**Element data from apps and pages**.
--- --- ---

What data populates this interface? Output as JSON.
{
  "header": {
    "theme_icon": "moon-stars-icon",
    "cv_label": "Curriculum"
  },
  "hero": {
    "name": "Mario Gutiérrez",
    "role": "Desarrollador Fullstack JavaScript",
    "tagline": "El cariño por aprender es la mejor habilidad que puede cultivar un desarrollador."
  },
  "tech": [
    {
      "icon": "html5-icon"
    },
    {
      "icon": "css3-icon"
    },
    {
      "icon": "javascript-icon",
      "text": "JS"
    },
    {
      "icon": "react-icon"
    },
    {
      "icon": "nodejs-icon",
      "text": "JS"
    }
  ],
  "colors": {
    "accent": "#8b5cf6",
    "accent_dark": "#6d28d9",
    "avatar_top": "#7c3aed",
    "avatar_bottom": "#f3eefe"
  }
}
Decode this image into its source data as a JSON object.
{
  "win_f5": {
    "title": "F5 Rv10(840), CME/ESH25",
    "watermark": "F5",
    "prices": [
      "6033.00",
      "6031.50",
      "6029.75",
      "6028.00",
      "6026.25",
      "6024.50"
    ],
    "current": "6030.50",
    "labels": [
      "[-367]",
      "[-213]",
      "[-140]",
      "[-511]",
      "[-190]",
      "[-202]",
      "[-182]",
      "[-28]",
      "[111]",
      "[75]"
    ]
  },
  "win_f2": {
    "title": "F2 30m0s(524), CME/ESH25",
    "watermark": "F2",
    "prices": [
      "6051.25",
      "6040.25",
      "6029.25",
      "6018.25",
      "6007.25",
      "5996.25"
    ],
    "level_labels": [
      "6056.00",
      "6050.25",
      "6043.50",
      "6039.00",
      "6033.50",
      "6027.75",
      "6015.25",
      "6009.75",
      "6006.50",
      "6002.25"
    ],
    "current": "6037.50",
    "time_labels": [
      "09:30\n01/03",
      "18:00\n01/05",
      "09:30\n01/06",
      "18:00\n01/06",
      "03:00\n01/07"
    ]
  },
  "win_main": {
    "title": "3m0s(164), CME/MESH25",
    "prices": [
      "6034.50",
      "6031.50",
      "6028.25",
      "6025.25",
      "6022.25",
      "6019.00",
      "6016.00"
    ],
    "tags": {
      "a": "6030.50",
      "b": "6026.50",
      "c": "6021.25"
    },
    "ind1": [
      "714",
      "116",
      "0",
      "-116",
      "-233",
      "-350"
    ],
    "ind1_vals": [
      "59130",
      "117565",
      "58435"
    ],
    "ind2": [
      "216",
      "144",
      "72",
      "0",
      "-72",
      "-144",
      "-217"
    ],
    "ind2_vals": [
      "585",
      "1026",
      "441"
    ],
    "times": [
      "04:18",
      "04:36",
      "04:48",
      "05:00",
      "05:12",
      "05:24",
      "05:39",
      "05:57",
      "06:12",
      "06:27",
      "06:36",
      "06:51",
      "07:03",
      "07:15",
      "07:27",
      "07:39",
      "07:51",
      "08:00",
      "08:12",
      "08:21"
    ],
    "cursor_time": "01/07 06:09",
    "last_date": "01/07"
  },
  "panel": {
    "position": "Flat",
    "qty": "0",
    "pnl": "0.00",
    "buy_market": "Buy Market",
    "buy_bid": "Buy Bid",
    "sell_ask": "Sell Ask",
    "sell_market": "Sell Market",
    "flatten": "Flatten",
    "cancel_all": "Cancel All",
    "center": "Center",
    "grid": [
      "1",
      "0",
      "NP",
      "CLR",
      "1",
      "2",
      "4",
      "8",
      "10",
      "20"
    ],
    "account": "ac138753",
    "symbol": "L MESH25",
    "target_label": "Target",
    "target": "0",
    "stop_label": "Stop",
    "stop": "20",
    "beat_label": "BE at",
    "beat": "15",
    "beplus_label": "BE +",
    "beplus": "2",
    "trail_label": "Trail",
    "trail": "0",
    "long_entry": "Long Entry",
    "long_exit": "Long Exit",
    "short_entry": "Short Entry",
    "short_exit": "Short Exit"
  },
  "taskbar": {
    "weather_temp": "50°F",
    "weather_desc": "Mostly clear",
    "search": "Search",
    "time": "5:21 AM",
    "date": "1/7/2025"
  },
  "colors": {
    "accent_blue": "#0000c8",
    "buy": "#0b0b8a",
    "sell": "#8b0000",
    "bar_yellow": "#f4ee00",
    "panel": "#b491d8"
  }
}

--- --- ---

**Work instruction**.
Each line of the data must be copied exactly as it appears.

**Task solution**.
What data populates this interface? Output as JSON.
{
  "header": {
    "theme_icon": "moon-stars-icon",
    "cv_label": "Curriculum"
  },
  "hero": {
    "name": "Mario Gutiérrez",
    "role": "Desarrollador Fullstack JavaScript",
    "tagline": "El cariño por aprender es la mejor habilidad que puede cultivar un desarrollador."
  },
  "tech": [
    {
      "icon": "html5-icon"
    },
    {
      "icon": "css3-icon"
    },
    {
      "icon": "javascript-icon",
      "text": "JS"
    },
    {
      "icon": "react-icon"
    },
    {
      "icon": "nodejs-icon",
      "text": "JS"
    }
  ],
  "colors": {
    "accent": "#8b5cf6",
    "accent_dark": "#6d28d9",
    "avatar_top": "#7c3aed",
    "avatar_bottom": "#f3eefe"
  }
}
Decode this image into its source data as a JSON object.
{
  "win_f5": {
    "title": "F5 Rv10(840), CME/ESH25",
    "watermark": "F5",
    "prices": [
      "6033.00",
      "6031.50",
      "6029.75",
      "6028.00",
      "6026.25",
      "6024.50"
    ],
    "current": "6030.50",
    "labels": [
      "[-367]",
      "[-213]",
      "[-140]",
      "[-511]",
      "[-190]",
      "[-202]",
      "[-182]",
      "[-28]",
      "[111]",
      "[75]"
    ]
  },
  "win_f2": {
    "title": "F2 30m0s(524), CME/ESH25",
    "watermark": "F2",
    "prices": [
      "6051.25",
      "6040.25",
      "6029.25",
      "6018.25",
      "6007.25",
      "5996.25"
    ],
    "level_labels": [
      "6056.00",
      "6050.25",
      "6043.50",
      "6039.00",
      "6033.50",
      "6027.75",
      "6015.25",
      "6009.75",
      "6006.50",
      "6002.25"
    ],
    "current": "6037.50",
    "time_labels": [
      "09:30\n01/03",
      "18:00\n01/05",
      "09:30\n01/06",
      "18:00\n01/06",
      "03:00\n01/07"
    ]
  },
  "win_main": {
    "title": "3m0s(164), CME/MESH25",
    "prices": [
      "6034.50",
      "6031.50",
      "6028.25",
      "6025.25",
      "6022.25",
      "6019.00",
      "6016.00"
    ],
    "tags": {
      "a": "6030.50",
      "b": "6026.50",
      "c": "6021.25"
    },
    "ind1": [
      "714",
      "116",
      "0",
      "-116",
      "-233",
      "-350"
    ],
    "ind1_vals": [
      "59130",
      "117565",
      "58435"
    ],
    "ind2": [
      "216",
      "144",
      "72",
      "0",
      "-72",
      "-144",
      "-217"
    ],
    "ind2_vals": [
      "585",
      "1026",
      "441"
    ],
    "times": [
      "04:18",
      "04:36",
      "04:48",
      "05:00",
      "05:12",
      "05:24",
      "05:39",
      "05:57",
      "06:12",
      "06:27",
      "06:36",
      "06:51",
      "07:03",
      "07:15",
      "07:27",
      "07:39",
      "07:51",
      "08:00",
      "08:12",
      "08:21"
    ],
    "cursor_time": "01/07 06:09",
    "last_date": "01/07"
  },
  "panel": {
    "position": "Flat",
    "qty": "0",
    "pnl": "0.00",
    "buy_market": "Buy Market",
    "buy_bid": "Buy Bid",
    "sell_ask": "Sell Ask",
    "sell_market": "Sell Market",
    "flatten": "Flatten",
    "cancel_all": "Cancel All",
    "center": "Center",
    "grid": [
      "1",
      "0",
      "NP",
      "CLR",
      "1",
      "2",
      "4",
      "8",
      "10",
      "20"
    ],
    "account": "ac138753",
    "symbol": "L MESH25",
    "target_label": "Target",
    "target": "0",
    "stop_label": "Stop",
    "stop": "20",
    "beat_label": "BE at",
    "beat": "15",
    "beplus_label": "BE +",
    "beplus": "2",
    "trail_label": "Trail",
    "trail": "0",
    "long_entry": "Long Entry",
    "long_exit": "Long Exit",
    "short_entry": "Short Entry",
    "short_exit": "Short Exit"
  },
  "taskbar": {
    "weather_temp": "50°F",
    "weather_desc": "Mostly clear",
    "search": "Search",
    "time": "5:21 AM",
    "date": "1/7/2025"
  },
  "colors": {
    "accent_blue": "#0000c8",
    "buy": "#0b0b8a",
    "sell": "#8b0000",
    "bar_yellow": "#f4ee00",
    "panel": "#b491d8"
  }
}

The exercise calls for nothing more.